EXCERPTED RECORDS:

□ □ □

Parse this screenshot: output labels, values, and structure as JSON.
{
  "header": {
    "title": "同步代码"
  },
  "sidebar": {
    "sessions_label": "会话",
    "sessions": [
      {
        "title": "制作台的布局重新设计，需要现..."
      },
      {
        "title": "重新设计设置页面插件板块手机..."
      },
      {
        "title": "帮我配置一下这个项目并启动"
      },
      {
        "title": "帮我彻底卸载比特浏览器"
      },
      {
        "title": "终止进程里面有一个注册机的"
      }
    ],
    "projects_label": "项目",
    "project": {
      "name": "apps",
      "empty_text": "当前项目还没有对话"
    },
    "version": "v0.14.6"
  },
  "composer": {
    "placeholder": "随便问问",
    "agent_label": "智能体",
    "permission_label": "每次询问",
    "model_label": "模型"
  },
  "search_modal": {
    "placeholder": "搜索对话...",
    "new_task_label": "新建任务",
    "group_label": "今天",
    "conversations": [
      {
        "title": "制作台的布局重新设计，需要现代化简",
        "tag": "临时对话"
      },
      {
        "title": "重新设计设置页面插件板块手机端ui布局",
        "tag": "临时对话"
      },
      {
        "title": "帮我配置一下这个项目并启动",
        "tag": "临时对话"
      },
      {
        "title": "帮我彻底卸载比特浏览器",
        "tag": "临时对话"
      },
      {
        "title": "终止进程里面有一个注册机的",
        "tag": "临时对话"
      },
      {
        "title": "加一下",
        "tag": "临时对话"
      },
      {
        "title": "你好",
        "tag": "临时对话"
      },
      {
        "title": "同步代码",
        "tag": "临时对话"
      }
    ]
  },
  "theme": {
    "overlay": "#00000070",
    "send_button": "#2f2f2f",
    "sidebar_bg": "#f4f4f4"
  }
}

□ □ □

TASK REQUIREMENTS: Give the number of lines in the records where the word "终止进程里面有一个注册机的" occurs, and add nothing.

RESULT OF THE TASK: 2